I started my blog to share my story, and it is the story of tens of thousands of gay Christians much like me who fill or have filled the pews of churches across this country and the world. You can argue scripture with me all day, and I won't be able to win. But you also won't win any of us over that way. You will only win the right to be heard if you spend time listening, even when it makes you uncomfortable. You cannot argue with my story. It is just that, MY story. It is the truth of my experience, and woven throughout that story is an even more powerful story of the grace of God meeting me at times and in ways that have saved me to the core.
I recommend that you pick up Andrew Marin's book "Love is an Orientation." I think you would appreciate and benefit from it. Andrew is an evangelical Christian who would agree with you on the scriptural interpretation, but he has some valuable things to say about where to begin the conversation with gay people. I appreciate your heart, but must tell you that you have begun the conversation in the wrong place. If you begin the conversation this way with other gay people, they will not hear you.
Thanks for engaging in this dialogue with me. Some of the things you wrote did sting a bit, but I'm still willing to be part of the conversation. And part of the reason is that I am open to the possibility that I've gotten this wrong. There, I said it! I realize and accept that I could be wrong. But it is with that admission and in the spirit of that possibility that I rest in the grace of the God who created me. God knows my heart and my life-long struggle to seek God in the midst of this journey.
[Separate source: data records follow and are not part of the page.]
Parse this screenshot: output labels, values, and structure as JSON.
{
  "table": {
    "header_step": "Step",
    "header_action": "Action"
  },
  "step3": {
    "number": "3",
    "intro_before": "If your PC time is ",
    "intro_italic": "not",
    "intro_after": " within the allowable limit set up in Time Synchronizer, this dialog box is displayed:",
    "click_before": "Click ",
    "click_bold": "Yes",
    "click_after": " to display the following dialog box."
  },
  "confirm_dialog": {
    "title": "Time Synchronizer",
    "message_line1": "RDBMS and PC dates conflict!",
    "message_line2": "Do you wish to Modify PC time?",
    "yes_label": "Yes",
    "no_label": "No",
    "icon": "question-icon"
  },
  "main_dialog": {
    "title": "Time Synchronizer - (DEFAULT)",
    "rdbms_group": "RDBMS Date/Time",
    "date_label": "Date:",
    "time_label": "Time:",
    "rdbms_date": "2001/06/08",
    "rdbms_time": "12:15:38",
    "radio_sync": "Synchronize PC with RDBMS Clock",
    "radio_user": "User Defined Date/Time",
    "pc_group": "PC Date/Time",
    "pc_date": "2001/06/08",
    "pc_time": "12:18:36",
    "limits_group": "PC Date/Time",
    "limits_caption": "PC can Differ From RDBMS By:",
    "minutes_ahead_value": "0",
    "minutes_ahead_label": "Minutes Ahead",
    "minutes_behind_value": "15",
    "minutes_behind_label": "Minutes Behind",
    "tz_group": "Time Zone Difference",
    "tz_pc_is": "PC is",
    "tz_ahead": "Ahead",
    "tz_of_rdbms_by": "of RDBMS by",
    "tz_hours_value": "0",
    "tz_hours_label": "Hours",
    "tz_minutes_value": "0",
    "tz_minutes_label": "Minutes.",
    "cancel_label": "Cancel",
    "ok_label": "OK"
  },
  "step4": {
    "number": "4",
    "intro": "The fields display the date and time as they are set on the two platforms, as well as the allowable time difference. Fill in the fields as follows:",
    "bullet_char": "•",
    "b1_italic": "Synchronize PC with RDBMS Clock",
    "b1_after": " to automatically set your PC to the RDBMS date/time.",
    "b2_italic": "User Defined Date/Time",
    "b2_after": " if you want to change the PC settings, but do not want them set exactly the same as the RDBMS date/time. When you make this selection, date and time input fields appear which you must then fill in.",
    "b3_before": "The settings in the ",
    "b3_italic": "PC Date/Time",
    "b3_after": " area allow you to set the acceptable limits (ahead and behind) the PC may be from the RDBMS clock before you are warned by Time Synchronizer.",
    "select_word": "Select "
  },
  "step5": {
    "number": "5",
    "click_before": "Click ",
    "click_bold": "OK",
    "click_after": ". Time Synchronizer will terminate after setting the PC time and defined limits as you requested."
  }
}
And I'm willing to rest in the knowledge that, at the end of the day, that's all any of us really will get by on anyway."